### INSTRUCTIONS TO FOLLOW
All that is needed is each line of the entries holding the word "медийная", copied as it stands.
***** THE DATA
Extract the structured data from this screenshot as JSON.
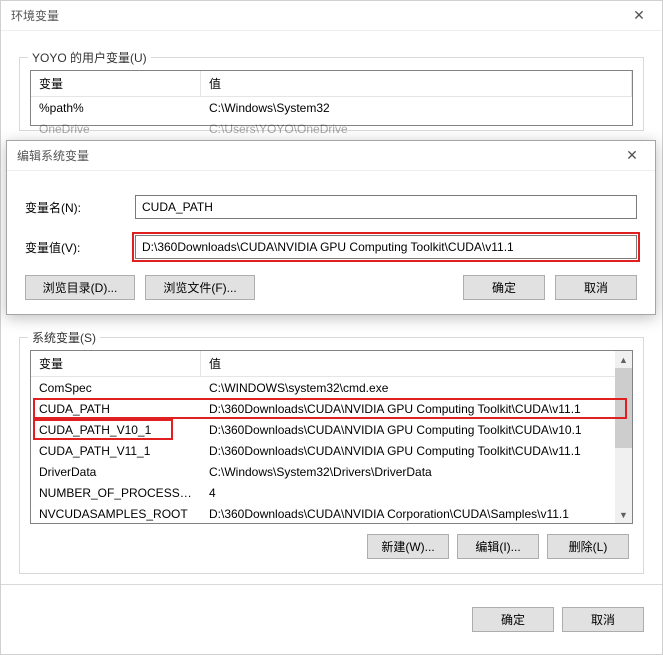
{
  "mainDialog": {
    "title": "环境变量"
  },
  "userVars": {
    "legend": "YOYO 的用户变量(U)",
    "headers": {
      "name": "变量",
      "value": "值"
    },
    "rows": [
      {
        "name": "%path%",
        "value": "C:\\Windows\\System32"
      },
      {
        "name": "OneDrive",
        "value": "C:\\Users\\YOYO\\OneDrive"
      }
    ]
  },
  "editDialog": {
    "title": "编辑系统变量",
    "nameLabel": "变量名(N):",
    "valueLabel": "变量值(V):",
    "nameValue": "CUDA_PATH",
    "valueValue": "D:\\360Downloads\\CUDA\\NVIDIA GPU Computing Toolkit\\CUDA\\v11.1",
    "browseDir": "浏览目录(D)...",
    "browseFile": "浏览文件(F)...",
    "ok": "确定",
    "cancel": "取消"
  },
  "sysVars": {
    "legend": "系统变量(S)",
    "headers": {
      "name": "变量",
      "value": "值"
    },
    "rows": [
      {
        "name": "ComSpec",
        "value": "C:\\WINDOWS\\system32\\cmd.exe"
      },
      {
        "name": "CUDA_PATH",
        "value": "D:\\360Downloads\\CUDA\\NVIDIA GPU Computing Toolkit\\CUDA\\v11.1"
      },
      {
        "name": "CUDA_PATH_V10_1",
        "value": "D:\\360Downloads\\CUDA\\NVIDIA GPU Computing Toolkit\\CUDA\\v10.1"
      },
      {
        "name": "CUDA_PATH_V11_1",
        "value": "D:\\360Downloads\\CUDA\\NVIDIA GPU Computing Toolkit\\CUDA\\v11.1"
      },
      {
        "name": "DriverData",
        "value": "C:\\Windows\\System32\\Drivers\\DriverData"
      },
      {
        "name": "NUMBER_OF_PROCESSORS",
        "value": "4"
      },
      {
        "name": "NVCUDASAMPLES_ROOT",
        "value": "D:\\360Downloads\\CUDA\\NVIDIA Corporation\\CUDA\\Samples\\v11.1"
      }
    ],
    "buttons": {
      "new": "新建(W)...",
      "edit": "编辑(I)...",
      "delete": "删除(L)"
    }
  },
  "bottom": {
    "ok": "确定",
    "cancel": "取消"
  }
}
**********
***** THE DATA
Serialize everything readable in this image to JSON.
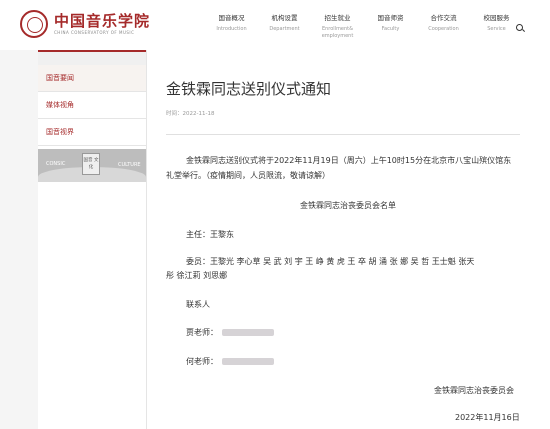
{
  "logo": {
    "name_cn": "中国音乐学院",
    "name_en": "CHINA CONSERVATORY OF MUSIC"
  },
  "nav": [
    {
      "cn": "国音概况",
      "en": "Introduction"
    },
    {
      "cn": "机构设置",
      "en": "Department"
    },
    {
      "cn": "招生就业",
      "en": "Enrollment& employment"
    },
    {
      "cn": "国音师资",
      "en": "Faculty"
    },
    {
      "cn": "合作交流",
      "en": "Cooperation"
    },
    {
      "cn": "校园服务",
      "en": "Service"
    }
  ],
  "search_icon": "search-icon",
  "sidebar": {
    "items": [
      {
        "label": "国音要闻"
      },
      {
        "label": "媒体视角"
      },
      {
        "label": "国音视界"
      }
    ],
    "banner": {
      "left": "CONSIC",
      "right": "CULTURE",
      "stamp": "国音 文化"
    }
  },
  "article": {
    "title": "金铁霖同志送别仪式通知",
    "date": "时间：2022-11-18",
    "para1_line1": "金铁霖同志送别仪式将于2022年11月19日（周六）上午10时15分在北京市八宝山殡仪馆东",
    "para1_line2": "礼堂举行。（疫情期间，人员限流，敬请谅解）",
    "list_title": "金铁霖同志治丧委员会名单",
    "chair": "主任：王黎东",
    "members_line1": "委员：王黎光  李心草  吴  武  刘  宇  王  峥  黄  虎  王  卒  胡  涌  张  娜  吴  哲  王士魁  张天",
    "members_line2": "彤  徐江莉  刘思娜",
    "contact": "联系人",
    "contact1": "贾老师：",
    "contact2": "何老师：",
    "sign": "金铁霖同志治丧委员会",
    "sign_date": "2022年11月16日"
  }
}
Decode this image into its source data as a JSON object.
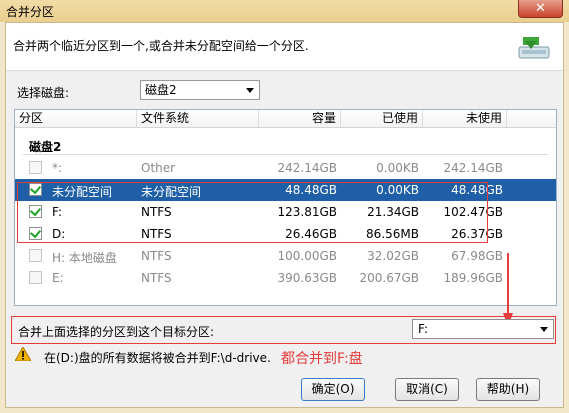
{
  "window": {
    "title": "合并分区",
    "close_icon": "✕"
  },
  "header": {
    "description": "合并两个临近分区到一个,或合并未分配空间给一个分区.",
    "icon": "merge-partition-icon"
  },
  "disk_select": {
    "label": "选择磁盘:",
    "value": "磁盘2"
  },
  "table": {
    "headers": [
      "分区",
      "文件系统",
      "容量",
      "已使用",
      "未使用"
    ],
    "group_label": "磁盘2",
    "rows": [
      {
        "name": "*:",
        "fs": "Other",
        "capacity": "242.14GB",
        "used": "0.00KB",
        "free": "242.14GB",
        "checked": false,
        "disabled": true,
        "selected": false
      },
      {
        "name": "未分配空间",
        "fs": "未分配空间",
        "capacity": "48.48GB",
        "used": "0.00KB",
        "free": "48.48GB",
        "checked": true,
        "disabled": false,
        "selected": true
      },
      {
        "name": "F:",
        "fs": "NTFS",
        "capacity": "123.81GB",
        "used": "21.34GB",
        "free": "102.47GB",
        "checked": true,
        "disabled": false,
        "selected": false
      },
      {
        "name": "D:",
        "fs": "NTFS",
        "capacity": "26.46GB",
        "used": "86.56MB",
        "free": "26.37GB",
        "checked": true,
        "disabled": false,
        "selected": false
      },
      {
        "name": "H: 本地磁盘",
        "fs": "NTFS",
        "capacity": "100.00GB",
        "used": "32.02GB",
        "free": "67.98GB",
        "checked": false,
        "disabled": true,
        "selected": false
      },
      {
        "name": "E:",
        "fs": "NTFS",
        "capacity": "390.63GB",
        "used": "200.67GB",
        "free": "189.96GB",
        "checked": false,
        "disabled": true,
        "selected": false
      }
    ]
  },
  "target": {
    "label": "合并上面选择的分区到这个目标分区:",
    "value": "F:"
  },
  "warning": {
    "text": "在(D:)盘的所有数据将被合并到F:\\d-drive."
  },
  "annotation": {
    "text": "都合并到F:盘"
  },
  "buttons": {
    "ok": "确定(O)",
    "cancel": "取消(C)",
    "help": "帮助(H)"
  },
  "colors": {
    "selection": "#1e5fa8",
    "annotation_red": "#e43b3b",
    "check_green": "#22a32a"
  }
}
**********
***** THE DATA
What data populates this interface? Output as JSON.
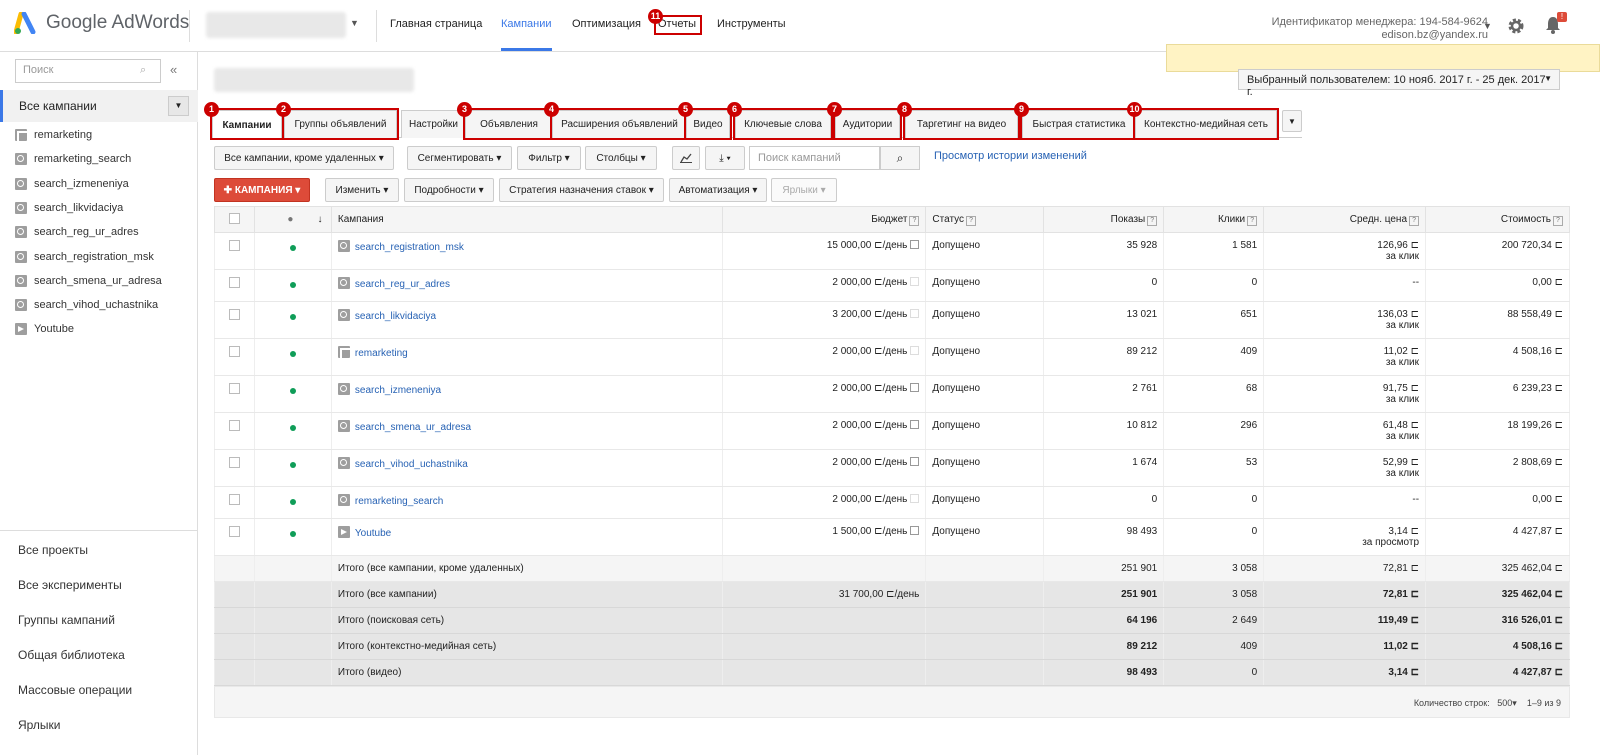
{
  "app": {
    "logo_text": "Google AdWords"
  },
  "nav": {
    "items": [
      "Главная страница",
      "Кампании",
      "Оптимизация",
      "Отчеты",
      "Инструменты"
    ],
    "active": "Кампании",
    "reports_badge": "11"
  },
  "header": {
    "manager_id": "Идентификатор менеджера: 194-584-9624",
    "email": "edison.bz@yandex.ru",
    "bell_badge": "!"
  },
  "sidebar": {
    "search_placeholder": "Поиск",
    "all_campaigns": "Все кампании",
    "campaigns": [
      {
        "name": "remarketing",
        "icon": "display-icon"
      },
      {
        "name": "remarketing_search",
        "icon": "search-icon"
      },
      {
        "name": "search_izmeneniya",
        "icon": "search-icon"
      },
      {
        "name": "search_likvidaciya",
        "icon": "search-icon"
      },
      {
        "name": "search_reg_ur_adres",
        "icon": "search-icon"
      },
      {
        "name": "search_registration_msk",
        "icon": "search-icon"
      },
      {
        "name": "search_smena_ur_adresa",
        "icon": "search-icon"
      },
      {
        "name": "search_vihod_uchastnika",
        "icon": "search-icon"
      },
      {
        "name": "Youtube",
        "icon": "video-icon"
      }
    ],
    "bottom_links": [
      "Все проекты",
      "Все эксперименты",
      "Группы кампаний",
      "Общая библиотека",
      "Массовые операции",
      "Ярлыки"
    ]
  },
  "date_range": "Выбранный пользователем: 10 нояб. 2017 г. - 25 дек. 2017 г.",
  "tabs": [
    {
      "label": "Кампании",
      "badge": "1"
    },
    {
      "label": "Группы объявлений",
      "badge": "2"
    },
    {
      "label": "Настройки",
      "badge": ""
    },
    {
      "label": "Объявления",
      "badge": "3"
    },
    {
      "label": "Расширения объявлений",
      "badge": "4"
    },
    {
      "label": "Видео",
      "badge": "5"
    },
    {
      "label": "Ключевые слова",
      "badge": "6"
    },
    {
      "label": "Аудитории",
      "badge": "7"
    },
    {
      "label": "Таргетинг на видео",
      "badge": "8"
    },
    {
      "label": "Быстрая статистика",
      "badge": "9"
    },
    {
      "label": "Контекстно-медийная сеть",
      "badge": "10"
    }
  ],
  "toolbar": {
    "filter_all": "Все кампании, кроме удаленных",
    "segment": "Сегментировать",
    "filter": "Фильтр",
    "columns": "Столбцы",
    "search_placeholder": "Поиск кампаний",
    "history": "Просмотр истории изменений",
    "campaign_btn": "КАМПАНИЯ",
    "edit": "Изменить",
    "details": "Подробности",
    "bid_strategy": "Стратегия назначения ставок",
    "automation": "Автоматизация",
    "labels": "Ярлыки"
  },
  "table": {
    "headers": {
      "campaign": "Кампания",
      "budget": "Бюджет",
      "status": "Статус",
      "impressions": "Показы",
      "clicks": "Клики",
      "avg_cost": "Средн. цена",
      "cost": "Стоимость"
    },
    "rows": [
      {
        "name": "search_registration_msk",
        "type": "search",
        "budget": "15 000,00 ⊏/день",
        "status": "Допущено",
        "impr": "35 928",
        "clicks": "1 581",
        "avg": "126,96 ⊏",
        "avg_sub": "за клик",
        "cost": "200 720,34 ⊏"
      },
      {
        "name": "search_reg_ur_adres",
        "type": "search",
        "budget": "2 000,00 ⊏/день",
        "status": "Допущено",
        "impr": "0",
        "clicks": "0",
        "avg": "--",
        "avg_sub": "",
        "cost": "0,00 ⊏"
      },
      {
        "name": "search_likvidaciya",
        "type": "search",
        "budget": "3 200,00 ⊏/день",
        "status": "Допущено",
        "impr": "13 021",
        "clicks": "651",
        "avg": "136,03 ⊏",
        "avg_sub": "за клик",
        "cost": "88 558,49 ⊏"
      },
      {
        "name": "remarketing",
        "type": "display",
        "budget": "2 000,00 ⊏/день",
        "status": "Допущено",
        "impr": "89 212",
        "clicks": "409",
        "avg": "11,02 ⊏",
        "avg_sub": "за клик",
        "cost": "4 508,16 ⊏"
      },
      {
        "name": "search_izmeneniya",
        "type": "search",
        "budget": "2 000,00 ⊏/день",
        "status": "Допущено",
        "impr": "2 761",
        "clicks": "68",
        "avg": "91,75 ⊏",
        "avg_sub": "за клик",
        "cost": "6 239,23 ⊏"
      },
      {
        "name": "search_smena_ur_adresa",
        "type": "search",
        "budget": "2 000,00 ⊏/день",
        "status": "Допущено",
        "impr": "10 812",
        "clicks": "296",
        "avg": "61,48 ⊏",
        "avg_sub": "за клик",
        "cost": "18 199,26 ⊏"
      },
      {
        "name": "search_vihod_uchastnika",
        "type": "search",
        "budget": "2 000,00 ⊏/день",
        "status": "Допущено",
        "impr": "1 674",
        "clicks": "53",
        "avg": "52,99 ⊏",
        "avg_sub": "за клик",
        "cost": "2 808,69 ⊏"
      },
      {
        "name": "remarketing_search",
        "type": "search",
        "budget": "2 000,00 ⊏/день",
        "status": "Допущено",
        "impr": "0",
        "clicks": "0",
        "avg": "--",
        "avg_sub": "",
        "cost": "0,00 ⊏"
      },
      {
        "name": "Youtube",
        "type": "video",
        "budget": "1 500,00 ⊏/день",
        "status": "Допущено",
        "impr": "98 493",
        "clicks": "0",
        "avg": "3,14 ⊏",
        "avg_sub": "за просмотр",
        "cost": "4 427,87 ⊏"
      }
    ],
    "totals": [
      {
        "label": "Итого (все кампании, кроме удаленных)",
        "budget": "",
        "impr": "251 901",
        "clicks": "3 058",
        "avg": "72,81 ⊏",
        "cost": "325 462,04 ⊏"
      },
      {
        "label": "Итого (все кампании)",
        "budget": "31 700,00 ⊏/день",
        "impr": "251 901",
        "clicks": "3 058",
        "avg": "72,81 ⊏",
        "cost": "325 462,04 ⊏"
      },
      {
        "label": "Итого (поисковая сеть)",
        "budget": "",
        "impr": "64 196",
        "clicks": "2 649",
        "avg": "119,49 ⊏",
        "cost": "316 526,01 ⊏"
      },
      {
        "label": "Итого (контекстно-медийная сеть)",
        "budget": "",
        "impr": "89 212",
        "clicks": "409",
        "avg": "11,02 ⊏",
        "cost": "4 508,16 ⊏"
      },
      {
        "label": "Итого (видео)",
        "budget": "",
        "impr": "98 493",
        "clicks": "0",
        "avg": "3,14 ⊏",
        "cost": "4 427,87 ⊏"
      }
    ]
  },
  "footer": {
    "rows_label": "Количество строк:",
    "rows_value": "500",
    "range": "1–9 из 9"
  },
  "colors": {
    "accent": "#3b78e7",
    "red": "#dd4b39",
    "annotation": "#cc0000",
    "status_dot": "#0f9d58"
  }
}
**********
### EXPECTED ANSWER
      "label": "Контекстно-медийная сеть",
        "label": "Итого (контекстно-медийная сеть)",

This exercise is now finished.